▶ PROBLEM TO WORK ON:
Once every line in the data below has been checked for "Chemin", give the number of lines that hold it, and only that.

(Page and application data records)
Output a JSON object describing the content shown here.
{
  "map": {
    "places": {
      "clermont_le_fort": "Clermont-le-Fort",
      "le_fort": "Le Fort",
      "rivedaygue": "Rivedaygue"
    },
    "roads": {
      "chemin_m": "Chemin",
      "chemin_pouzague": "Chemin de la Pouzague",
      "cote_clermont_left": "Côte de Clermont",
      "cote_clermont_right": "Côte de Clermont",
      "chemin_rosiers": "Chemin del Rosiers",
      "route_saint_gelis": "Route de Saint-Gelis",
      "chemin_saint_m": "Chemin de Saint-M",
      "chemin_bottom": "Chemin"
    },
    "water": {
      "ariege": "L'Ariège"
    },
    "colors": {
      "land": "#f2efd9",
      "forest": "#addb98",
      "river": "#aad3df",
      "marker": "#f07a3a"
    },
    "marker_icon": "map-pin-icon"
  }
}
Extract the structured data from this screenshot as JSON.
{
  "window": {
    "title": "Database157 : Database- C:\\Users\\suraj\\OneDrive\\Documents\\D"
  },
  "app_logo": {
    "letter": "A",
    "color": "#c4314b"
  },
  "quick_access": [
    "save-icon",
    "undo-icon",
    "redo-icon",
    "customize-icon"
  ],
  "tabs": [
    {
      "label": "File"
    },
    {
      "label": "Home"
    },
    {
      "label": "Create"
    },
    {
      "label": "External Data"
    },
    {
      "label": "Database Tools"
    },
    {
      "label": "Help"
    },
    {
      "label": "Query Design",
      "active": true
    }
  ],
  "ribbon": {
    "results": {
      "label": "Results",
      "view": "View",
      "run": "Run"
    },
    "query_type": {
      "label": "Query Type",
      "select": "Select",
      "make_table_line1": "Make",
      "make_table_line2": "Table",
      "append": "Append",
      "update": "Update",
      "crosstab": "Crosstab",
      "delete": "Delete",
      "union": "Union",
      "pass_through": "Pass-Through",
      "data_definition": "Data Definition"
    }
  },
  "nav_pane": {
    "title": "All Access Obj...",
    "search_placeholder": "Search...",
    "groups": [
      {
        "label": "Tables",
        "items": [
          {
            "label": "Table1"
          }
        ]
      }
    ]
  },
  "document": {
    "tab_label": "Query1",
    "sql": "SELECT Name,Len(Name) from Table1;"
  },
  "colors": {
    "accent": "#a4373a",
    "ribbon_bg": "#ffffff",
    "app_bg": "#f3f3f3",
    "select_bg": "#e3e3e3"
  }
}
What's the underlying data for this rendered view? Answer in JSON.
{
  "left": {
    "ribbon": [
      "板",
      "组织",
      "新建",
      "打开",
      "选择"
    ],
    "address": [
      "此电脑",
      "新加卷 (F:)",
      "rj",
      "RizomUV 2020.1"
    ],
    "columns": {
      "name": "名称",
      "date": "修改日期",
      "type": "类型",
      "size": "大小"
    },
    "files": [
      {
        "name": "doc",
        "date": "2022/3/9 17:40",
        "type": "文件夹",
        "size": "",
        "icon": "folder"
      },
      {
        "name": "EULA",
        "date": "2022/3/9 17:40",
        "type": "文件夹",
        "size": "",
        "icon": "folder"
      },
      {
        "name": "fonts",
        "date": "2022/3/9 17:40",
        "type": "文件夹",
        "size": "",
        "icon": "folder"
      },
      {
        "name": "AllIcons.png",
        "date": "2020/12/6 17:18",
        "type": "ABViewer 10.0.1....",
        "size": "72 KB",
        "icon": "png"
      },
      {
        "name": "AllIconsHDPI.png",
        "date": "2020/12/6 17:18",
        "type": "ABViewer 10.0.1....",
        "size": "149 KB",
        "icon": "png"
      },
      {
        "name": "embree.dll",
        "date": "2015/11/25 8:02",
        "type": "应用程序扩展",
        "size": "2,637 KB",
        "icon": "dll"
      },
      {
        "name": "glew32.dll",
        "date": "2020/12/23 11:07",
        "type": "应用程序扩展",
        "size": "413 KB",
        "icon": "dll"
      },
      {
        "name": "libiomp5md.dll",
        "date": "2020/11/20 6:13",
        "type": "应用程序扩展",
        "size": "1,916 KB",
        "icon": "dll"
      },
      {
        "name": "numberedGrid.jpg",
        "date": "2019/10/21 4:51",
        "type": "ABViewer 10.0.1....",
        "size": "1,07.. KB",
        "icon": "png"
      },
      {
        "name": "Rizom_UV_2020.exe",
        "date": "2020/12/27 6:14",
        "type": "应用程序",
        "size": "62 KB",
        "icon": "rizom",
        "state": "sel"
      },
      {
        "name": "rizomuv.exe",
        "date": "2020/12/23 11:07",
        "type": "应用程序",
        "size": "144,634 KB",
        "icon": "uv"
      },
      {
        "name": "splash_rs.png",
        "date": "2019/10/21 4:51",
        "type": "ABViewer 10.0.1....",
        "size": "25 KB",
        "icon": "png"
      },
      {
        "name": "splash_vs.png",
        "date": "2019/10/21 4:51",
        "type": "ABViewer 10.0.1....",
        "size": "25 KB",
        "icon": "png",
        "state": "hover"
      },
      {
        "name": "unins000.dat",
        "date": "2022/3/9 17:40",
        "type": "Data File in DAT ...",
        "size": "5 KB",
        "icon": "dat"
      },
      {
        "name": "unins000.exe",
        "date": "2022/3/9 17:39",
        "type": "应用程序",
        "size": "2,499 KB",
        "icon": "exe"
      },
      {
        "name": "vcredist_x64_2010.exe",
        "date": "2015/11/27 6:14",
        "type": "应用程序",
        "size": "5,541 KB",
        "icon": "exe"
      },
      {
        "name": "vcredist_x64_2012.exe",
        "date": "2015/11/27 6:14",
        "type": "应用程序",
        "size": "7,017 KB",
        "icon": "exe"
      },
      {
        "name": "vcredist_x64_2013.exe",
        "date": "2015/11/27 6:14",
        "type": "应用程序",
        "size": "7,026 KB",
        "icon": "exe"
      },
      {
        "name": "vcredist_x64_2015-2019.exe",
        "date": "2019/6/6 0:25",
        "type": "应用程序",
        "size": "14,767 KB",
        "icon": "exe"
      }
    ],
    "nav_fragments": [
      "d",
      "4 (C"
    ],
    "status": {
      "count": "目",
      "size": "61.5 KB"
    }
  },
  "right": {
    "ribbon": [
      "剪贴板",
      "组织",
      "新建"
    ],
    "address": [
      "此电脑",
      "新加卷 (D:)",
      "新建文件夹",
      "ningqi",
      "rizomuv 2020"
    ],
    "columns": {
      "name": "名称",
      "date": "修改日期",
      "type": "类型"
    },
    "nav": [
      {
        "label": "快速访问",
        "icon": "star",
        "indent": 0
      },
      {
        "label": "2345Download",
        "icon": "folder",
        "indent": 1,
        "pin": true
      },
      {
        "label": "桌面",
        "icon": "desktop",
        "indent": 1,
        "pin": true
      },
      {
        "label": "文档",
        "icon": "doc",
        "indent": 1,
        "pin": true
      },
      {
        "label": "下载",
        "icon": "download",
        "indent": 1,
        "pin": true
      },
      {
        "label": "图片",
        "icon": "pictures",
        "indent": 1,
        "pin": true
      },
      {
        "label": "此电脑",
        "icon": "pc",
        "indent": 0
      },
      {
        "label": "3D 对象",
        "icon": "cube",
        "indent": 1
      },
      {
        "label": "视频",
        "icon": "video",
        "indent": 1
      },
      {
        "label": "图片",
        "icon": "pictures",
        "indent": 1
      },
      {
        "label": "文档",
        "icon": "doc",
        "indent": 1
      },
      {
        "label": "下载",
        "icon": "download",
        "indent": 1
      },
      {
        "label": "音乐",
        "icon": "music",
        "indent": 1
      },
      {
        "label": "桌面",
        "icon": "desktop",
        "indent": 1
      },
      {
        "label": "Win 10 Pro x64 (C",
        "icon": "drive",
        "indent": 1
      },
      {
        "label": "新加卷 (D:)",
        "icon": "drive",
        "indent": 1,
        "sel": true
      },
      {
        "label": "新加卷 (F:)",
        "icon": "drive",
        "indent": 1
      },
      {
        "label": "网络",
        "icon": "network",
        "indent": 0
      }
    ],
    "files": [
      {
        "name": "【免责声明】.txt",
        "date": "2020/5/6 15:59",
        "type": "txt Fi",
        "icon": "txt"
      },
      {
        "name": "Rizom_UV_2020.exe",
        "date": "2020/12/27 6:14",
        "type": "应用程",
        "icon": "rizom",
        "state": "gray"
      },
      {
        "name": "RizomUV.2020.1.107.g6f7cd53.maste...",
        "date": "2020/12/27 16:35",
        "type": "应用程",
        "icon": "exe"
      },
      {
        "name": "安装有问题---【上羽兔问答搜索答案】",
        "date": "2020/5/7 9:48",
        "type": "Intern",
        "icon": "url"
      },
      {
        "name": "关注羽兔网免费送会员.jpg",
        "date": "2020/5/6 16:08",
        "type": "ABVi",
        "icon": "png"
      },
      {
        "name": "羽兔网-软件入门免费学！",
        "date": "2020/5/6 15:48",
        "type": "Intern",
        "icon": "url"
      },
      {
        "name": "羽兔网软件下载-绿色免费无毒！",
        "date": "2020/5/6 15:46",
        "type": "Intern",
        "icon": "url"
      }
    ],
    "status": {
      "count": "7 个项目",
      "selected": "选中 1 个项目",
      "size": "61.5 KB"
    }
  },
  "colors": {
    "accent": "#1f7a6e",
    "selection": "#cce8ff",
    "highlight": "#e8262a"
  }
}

▶ RESULT OF THE EXERCISE:
5